START RECORDS FOR THE EXERCISE

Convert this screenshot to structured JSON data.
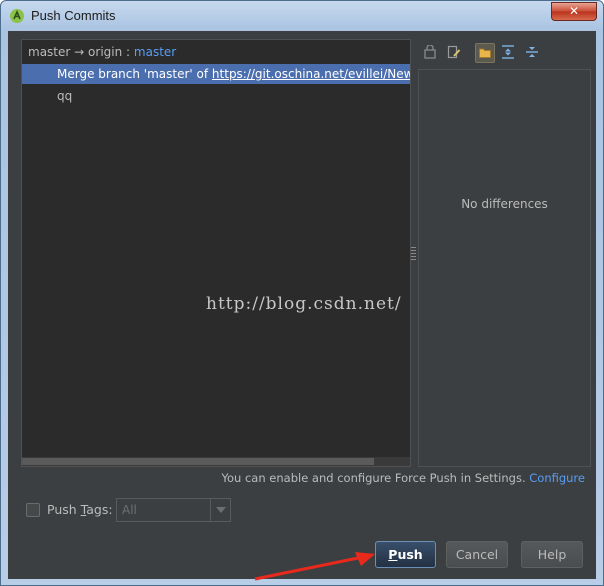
{
  "window": {
    "title": "Push Commits",
    "close_glyph": "✕"
  },
  "commit_tree": {
    "root_local_branch": "master",
    "root_arrow": "→",
    "root_remote": "origin :",
    "root_remote_branch": "master",
    "commits": [
      {
        "prefix": "Merge branch 'master' of ",
        "url": "https://git.oschina.net/evillei/NewP",
        "selected": true
      },
      {
        "prefix": "qq",
        "url": "",
        "selected": false
      }
    ]
  },
  "diff_panel": {
    "empty_text": "No differences"
  },
  "toolbar": {
    "icons": [
      "edit-source-icon",
      "edit-commit-icon",
      "group-by-directory-icon",
      "expand-all-icon",
      "collapse-all-icon"
    ],
    "active_index": 2
  },
  "watermark": "http://blog.csdn.net/",
  "force_push": {
    "text": "You can enable and configure Force Push in Settings.",
    "link": "Configure"
  },
  "push_tags": {
    "label_before": "Push ",
    "label_mnemonic": "T",
    "label_after": "ags:",
    "checked": false,
    "value": "All"
  },
  "buttons": {
    "push_mnemonic": "P",
    "push_rest": "ush",
    "cancel": "Cancel",
    "help": "Help"
  },
  "colors": {
    "background": "#3c3f41",
    "selection": "#4b6eaf",
    "link": "#589df6",
    "annotation_arrow": "#e8291c"
  }
}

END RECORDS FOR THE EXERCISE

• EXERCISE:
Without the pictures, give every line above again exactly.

• RESULT:
Convert this screenshot to structured JSON data.
{
  "window": {
    "title": "Push Commits",
    "close_glyph": "✕"
  },
  "commit_tree": {
    "root_local_branch": "master",
    "root_arrow": "→",
    "root_remote": "origin :",
    "root_remote_branch": "master",
    "commits": [
      {
        "prefix": "Merge branch 'master' of ",
        "url": "https://git.oschina.net/evillei/NewP",
        "selected": true
      },
      {
        "prefix": "qq",
        "url": "",
        "selected": false
      }
    ]
  },
  "diff_panel": {
    "empty_text": "No differences"
  },
  "toolbar": {
    "icons": [
      "edit-source-icon",
      "edit-commit-icon",
      "group-by-directory-icon",
      "expand-all-icon",
      "collapse-all-icon"
    ],
    "active_index": 2
  },
  "watermark": "http://blog.csdn.net/",
  "force_push": {
    "text": "You can enable and configure Force Push in Settings.",
    "link": "Configure"
  },
  "push_tags": {
    "label_before": "Push ",
    "label_mnemonic": "T",
    "label_after": "ags:",
    "checked": false,
    "value": "All"
  },
  "buttons": {
    "push_mnemonic": "P",
    "push_rest": "ush",
    "cancel": "Cancel",
    "help": "Help"
  },
  "colors": {
    "background": "#3c3f41",
    "selection": "#4b6eaf",
    "link": "#589df6",
    "annotation_arrow": "#e8291c"
  }
}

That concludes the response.